> [DATA EXCERPTS]
+===+
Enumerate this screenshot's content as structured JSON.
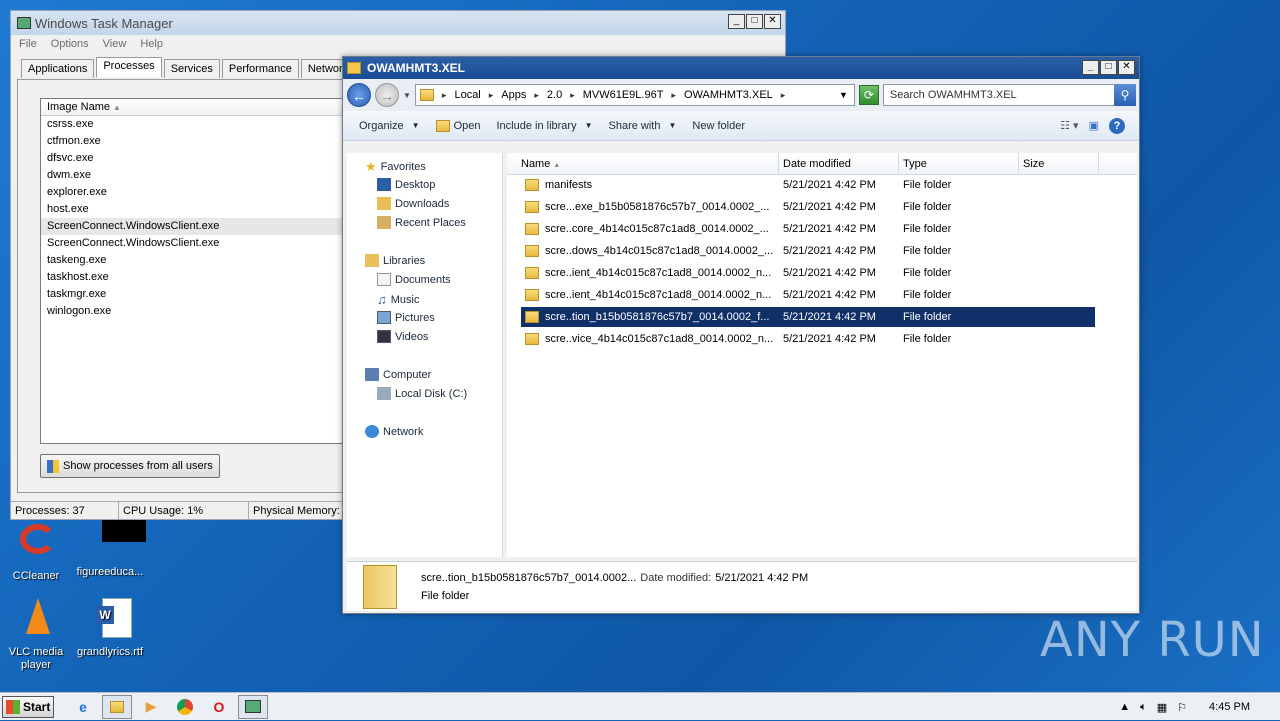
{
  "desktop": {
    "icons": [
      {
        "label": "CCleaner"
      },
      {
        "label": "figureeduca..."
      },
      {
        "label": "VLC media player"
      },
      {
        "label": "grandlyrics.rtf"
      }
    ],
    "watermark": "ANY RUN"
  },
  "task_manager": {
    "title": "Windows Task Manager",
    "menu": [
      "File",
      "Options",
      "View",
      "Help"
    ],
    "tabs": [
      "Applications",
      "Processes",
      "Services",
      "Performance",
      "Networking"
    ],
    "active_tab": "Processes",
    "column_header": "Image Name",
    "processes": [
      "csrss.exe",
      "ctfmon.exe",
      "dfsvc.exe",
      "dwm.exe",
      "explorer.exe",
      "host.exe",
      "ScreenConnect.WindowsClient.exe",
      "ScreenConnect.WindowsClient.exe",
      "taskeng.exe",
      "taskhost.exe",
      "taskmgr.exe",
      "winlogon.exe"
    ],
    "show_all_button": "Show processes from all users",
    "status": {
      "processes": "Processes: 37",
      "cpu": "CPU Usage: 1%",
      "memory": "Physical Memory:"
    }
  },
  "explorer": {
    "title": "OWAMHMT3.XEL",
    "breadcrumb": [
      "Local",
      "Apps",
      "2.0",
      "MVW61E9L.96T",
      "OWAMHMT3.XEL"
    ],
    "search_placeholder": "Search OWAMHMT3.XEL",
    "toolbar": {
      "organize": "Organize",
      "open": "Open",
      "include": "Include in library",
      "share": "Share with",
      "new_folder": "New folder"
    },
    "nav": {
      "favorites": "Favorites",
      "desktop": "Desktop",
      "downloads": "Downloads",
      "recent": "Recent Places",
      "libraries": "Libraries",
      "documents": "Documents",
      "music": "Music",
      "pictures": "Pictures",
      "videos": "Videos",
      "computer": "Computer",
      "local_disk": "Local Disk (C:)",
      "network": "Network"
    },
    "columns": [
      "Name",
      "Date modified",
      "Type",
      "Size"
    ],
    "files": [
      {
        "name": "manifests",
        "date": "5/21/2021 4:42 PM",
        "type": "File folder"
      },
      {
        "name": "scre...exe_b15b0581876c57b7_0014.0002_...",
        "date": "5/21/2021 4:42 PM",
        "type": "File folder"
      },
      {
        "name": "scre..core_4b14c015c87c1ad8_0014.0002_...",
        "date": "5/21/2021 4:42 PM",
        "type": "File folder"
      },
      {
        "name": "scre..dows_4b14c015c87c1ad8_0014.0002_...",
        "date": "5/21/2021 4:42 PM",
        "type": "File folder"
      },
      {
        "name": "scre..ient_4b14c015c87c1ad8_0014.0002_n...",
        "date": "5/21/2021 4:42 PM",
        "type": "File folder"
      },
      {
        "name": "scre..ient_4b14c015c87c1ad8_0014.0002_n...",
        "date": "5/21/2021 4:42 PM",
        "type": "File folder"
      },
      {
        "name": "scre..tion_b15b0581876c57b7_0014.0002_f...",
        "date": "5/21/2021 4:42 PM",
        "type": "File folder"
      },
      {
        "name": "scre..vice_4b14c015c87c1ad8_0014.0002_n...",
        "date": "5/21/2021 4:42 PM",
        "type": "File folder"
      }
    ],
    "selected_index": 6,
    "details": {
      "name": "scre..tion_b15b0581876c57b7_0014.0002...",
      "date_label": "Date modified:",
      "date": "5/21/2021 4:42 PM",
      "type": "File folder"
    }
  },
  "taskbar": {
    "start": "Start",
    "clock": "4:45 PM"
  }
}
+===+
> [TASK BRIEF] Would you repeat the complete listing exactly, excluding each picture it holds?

> [ANSWER TO THIS EXERCISE]
Enumerate this screenshot's content as structured JSON.
{
  "desktop": {
    "icons": [
      {
        "label": "CCleaner"
      },
      {
        "label": "figureeduca..."
      },
      {
        "label": "VLC media player"
      },
      {
        "label": "grandlyrics.rtf"
      }
    ],
    "watermark": "ANY RUN"
  },
  "task_manager": {
    "title": "Windows Task Manager",
    "menu": [
      "File",
      "Options",
      "View",
      "Help"
    ],
    "tabs": [
      "Applications",
      "Processes",
      "Services",
      "Performance",
      "Networking"
    ],
    "active_tab": "Processes",
    "column_header": "Image Name",
    "processes": [
      "csrss.exe",
      "ctfmon.exe",
      "dfsvc.exe",
      "dwm.exe",
      "explorer.exe",
      "host.exe",
      "ScreenConnect.WindowsClient.exe",
      "ScreenConnect.WindowsClient.exe",
      "taskeng.exe",
      "taskhost.exe",
      "taskmgr.exe",
      "winlogon.exe"
    ],
    "show_all_button": "Show processes from all users",
    "status": {
      "processes": "Processes: 37",
      "cpu": "CPU Usage: 1%",
      "memory": "Physical Memory:"
    }
  },
  "explorer": {
    "title": "OWAMHMT3.XEL",
    "breadcrumb": [
      "Local",
      "Apps",
      "2.0",
      "MVW61E9L.96T",
      "OWAMHMT3.XEL"
    ],
    "search_placeholder": "Search OWAMHMT3.XEL",
    "toolbar": {
      "organize": "Organize",
      "open": "Open",
      "include": "Include in library",
      "share": "Share with",
      "new_folder": "New folder"
    },
    "nav": {
      "favorites": "Favorites",
      "desktop": "Desktop",
      "downloads": "Downloads",
      "recent": "Recent Places",
      "libraries": "Libraries",
      "documents": "Documents",
      "music": "Music",
      "pictures": "Pictures",
      "videos": "Videos",
      "computer": "Computer",
      "local_disk": "Local Disk (C:)",
      "network": "Network"
    },
    "columns": [
      "Name",
      "Date modified",
      "Type",
      "Size"
    ],
    "files": [
      {
        "name": "manifests",
        "date": "5/21/2021 4:42 PM",
        "type": "File folder"
      },
      {
        "name": "scre...exe_b15b0581876c57b7_0014.0002_...",
        "date": "5/21/2021 4:42 PM",
        "type": "File folder"
      },
      {
        "name": "scre..core_4b14c015c87c1ad8_0014.0002_...",
        "date": "5/21/2021 4:42 PM",
        "type": "File folder"
      },
      {
        "name": "scre..dows_4b14c015c87c1ad8_0014.0002_...",
        "date": "5/21/2021 4:42 PM",
        "type": "File folder"
      },
      {
        "name": "scre..ient_4b14c015c87c1ad8_0014.0002_n...",
        "date": "5/21/2021 4:42 PM",
        "type": "File folder"
      },
      {
        "name": "scre..ient_4b14c015c87c1ad8_0014.0002_n...",
        "date": "5/21/2021 4:42 PM",
        "type": "File folder"
      },
      {
        "name": "scre..tion_b15b0581876c57b7_0014.0002_f...",
        "date": "5/21/2021 4:42 PM",
        "type": "File folder"
      },
      {
        "name": "scre..vice_4b14c015c87c1ad8_0014.0002_n...",
        "date": "5/21/2021 4:42 PM",
        "type": "File folder"
      }
    ],
    "selected_index": 6,
    "details": {
      "name": "scre..tion_b15b0581876c57b7_0014.0002...",
      "date_label": "Date modified:",
      "date": "5/21/2021 4:42 PM",
      "type": "File folder"
    }
  },
  "taskbar": {
    "start": "Start",
    "clock": "4:45 PM"
  }
}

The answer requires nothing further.